TASK ITEM: Your answer should consist of each line below that contains the string "name".
[MATERIAL FOR THIS EXERCISE Boundary: Start]
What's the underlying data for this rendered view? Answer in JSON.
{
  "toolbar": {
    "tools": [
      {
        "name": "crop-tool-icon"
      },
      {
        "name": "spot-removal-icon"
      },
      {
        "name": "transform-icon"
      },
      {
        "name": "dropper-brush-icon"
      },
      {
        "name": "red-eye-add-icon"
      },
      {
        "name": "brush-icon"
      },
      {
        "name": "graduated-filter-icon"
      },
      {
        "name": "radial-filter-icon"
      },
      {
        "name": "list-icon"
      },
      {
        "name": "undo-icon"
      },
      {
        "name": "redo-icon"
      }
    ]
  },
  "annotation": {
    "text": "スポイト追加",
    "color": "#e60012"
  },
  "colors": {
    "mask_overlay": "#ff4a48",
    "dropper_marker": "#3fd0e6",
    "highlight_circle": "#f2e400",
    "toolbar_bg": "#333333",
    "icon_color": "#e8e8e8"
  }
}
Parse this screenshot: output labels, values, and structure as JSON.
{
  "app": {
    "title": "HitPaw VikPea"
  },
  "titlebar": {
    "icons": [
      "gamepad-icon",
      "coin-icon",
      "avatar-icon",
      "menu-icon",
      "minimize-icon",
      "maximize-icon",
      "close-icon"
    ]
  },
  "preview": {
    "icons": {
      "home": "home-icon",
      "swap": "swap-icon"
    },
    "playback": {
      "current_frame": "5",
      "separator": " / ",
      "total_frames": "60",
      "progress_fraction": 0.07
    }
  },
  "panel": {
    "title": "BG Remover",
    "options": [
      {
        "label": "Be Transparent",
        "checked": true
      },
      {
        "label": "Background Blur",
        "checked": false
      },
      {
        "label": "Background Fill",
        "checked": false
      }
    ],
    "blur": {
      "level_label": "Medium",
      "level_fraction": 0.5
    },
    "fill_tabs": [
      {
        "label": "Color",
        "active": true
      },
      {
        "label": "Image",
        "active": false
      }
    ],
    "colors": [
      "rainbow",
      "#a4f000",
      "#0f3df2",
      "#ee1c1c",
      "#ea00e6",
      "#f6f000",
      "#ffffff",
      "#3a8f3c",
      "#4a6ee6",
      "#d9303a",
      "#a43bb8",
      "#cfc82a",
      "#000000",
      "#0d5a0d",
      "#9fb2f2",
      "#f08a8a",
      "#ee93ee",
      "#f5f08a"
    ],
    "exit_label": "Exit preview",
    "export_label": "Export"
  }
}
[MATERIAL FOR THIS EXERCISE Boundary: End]
SOLVED EXERCISE:
        "name": "crop-tool-icon"
        "name": "spot-removal-icon"
        "name": "transform-icon"
        "name": "dropper-brush-icon"
        "name": "red-eye-add-icon"
        "name": "brush-icon"
        "name": "graduated-filter-icon"
        "name": "radial-filter-icon"
        "name": "list-icon"
        "name": "undo-icon"
        "name": "redo-icon"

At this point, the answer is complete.